Some descriptions in Chronis’s work are more relevant than others. Although the Memorial for Peace and Justice is a worthy subject, the text discusses civil rights in general rather than the specifics of the memorial. Similarly, the image of a boat near Costa Rica’s Playa Islita isn’t particularly enhanced by a note on the high life expectancy in that area. The photo of Thingvellir National Park conveys a sense of the majesty of the region that has little to do with Iceland boasting the longest-running legislative assembly in history. However, Chronis dives fearlessly into religious controversy, provocative and potentially contentious historical assertions, and the human cost of constructing magnificent structures. His beautiful shot of the White House is given important perspective when he observes that slave labor helped build it.
Bold photography choices contribute to the artistry of the work. The photo of Canada’s Mount Jimmy Simpson is in black and white, emphasizing the mirror image composition of the mountain on the lake, while Saint Barthélemy’s Anse Du Gouverneur is in color to highlight the brilliance of the sky coupled with the turquoise ocean in the cove. Chronis’s incisive visuals and condensed but fascinating text give readers food for thought as well as a visual feast.
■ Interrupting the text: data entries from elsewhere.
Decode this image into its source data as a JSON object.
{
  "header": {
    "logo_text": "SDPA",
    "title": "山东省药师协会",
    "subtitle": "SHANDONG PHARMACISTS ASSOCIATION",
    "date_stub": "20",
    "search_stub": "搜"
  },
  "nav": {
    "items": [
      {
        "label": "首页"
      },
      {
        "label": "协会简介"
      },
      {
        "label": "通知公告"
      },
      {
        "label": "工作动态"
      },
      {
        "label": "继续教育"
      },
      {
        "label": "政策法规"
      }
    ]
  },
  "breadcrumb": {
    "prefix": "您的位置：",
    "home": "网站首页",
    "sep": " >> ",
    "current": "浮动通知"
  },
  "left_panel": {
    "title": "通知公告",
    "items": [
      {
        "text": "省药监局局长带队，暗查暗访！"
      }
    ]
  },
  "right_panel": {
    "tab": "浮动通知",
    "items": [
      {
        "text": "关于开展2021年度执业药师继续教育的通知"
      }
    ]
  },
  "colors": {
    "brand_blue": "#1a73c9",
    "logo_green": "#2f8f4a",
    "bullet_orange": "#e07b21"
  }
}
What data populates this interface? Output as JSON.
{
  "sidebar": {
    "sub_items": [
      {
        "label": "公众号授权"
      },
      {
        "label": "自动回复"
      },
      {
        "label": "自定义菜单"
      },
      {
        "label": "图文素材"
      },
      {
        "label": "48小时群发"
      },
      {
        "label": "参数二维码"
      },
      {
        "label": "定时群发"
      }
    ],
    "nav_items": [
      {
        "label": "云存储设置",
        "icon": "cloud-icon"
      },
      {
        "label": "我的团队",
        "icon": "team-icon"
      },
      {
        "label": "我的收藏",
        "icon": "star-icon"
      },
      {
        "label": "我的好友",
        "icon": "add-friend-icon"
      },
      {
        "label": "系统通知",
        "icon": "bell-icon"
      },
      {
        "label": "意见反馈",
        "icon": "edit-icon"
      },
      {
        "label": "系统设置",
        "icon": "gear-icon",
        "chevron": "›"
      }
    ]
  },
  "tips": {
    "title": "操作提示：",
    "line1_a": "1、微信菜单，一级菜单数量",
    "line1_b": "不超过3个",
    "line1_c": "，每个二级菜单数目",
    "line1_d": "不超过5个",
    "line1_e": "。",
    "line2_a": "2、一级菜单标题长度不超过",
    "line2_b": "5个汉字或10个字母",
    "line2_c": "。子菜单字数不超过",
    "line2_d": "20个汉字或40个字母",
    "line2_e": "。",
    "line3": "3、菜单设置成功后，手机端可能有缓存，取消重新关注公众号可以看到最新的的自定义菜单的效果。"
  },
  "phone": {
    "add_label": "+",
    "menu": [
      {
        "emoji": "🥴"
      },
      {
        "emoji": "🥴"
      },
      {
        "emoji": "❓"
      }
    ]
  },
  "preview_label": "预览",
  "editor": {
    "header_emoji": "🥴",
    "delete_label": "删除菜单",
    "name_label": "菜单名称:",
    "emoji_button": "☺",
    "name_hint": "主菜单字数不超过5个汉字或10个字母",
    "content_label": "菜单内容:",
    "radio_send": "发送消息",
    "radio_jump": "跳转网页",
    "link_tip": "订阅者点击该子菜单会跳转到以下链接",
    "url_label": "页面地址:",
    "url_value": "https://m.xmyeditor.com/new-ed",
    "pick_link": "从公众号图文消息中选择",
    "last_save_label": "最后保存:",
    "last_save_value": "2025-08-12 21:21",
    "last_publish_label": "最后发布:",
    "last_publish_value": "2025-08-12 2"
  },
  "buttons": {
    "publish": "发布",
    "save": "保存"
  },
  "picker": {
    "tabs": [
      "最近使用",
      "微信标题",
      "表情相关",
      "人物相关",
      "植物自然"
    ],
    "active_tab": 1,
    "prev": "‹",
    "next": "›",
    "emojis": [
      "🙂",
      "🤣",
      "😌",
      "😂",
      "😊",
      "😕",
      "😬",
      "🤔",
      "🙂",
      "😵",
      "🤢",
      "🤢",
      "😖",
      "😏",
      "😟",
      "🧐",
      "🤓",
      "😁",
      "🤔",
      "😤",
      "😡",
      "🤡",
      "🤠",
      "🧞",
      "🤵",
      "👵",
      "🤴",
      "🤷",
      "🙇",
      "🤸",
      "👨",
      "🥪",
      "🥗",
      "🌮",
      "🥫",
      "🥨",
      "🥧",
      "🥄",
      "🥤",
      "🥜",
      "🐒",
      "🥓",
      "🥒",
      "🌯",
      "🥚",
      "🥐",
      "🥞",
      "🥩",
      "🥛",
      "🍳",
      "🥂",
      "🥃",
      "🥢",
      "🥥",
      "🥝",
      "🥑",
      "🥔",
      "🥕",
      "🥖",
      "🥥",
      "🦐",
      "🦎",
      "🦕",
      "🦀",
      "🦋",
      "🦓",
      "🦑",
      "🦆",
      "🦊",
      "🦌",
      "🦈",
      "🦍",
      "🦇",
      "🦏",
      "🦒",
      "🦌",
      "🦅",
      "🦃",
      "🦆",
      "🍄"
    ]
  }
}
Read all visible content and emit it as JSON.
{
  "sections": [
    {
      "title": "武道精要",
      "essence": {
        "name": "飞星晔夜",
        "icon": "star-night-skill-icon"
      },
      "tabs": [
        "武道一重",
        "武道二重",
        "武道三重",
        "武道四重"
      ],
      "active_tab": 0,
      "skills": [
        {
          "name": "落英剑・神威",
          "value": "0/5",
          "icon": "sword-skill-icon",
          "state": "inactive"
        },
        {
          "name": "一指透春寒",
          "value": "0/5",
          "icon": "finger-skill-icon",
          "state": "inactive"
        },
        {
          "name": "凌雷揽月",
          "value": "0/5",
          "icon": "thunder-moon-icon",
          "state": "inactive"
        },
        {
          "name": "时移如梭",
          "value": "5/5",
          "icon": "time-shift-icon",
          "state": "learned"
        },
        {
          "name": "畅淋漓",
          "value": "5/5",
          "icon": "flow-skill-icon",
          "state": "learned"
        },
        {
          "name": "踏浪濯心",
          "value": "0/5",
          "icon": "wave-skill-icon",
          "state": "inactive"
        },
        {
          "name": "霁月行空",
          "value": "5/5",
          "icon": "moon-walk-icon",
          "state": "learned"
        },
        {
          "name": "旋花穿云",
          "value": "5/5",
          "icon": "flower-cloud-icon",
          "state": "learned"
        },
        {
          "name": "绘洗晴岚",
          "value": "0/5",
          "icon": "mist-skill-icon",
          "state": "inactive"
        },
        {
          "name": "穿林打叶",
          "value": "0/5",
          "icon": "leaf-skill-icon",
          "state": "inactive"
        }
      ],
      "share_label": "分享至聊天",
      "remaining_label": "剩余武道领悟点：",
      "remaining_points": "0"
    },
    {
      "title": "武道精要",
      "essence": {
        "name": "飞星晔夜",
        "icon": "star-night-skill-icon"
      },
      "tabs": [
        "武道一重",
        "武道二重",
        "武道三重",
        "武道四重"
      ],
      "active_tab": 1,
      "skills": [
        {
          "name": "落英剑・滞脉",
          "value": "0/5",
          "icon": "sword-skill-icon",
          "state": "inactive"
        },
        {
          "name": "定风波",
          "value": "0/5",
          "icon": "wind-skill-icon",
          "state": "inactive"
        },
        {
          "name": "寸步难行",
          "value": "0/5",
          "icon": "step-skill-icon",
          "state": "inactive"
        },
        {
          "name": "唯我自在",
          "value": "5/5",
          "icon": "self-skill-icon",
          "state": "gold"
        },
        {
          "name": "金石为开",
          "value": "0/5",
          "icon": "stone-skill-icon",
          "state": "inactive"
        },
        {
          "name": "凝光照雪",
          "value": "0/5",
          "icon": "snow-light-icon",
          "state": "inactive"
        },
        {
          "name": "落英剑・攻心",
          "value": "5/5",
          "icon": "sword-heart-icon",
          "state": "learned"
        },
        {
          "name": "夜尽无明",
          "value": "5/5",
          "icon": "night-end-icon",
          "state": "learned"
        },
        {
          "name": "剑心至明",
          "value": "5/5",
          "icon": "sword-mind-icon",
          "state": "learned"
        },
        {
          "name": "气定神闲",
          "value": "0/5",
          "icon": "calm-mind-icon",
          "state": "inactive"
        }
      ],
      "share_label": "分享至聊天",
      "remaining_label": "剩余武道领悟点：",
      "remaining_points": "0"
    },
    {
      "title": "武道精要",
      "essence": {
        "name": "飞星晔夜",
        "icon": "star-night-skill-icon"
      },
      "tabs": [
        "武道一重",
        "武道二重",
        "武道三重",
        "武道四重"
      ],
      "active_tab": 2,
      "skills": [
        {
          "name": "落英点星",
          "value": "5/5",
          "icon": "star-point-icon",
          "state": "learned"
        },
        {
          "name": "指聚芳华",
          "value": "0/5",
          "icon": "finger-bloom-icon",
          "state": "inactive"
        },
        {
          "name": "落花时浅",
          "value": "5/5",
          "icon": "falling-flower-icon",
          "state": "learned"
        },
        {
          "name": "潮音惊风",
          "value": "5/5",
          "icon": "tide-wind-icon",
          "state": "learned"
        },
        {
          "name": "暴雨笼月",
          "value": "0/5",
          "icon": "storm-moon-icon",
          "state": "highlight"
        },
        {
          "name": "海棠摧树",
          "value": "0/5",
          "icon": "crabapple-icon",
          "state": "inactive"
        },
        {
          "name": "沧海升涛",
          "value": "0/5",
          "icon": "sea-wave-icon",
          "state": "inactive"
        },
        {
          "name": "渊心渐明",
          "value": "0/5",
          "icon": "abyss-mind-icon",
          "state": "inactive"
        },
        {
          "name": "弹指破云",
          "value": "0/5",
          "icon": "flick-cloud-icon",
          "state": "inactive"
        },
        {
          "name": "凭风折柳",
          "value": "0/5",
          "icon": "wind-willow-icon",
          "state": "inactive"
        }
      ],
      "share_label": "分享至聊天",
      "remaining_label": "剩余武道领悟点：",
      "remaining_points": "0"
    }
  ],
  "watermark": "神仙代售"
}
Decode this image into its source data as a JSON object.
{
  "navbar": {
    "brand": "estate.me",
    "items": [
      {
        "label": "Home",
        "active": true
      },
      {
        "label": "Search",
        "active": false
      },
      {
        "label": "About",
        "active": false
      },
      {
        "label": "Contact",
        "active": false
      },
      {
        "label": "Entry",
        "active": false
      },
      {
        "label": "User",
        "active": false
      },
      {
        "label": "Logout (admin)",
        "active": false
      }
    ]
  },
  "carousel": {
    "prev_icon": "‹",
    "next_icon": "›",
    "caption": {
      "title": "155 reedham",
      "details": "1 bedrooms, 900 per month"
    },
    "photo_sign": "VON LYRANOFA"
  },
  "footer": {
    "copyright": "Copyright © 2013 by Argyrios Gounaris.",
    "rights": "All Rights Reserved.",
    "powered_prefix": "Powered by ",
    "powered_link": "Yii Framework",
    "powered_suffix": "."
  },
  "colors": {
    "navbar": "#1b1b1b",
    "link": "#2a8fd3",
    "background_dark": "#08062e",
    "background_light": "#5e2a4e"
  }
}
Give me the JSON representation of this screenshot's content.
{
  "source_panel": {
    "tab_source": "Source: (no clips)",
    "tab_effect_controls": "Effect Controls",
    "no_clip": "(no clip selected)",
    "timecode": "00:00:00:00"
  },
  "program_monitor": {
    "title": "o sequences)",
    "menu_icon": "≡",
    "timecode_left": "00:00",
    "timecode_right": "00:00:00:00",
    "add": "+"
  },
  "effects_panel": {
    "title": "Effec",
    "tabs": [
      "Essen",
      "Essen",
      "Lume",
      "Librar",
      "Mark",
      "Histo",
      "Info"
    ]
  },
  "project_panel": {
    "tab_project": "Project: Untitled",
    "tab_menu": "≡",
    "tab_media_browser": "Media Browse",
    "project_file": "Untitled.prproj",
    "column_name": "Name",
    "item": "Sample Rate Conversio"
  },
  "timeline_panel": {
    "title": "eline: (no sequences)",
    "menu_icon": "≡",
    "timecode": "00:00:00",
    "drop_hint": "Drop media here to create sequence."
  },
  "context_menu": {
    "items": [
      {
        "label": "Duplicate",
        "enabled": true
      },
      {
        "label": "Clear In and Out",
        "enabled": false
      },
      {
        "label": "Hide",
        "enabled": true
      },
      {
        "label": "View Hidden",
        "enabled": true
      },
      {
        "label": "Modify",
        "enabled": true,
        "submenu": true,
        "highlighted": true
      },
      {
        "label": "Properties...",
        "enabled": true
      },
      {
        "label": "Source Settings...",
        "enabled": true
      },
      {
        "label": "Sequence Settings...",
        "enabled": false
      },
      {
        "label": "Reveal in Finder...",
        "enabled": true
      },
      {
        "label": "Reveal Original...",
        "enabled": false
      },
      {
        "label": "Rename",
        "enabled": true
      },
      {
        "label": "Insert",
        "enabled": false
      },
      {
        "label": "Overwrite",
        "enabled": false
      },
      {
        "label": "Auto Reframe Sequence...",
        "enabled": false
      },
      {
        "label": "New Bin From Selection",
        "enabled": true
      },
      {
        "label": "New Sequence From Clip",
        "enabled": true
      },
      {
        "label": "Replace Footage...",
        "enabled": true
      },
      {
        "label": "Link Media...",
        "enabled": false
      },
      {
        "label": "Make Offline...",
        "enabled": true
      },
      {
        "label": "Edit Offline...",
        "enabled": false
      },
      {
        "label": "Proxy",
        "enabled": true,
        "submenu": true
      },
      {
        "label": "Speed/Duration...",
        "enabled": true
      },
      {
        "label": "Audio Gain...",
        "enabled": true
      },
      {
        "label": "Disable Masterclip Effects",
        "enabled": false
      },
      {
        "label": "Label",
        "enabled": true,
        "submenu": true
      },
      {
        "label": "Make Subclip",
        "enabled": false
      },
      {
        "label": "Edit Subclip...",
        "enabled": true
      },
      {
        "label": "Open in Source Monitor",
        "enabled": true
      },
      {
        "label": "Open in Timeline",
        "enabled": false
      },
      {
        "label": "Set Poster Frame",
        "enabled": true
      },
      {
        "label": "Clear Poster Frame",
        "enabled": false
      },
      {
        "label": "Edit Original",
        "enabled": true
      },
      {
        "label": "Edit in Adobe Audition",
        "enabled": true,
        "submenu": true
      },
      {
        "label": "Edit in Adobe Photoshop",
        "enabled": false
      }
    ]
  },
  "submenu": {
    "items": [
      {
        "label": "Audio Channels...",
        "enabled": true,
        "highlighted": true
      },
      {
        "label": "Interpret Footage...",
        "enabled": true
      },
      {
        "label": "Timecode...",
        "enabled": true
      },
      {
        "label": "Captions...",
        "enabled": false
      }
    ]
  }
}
This is the epitome of a coffee-table book: lovely to glance at, rewarding to spend time wiith, and full of good conversation starters.
Takeaway: Readers who value both beauty and history will enjoy this polished book of landmark photographs given historical context.
Great for fans of Publication International’s World Landmarks, Parragon Books’ 100 Landmarks of the World.
Design and typography: A
Marketing copy: A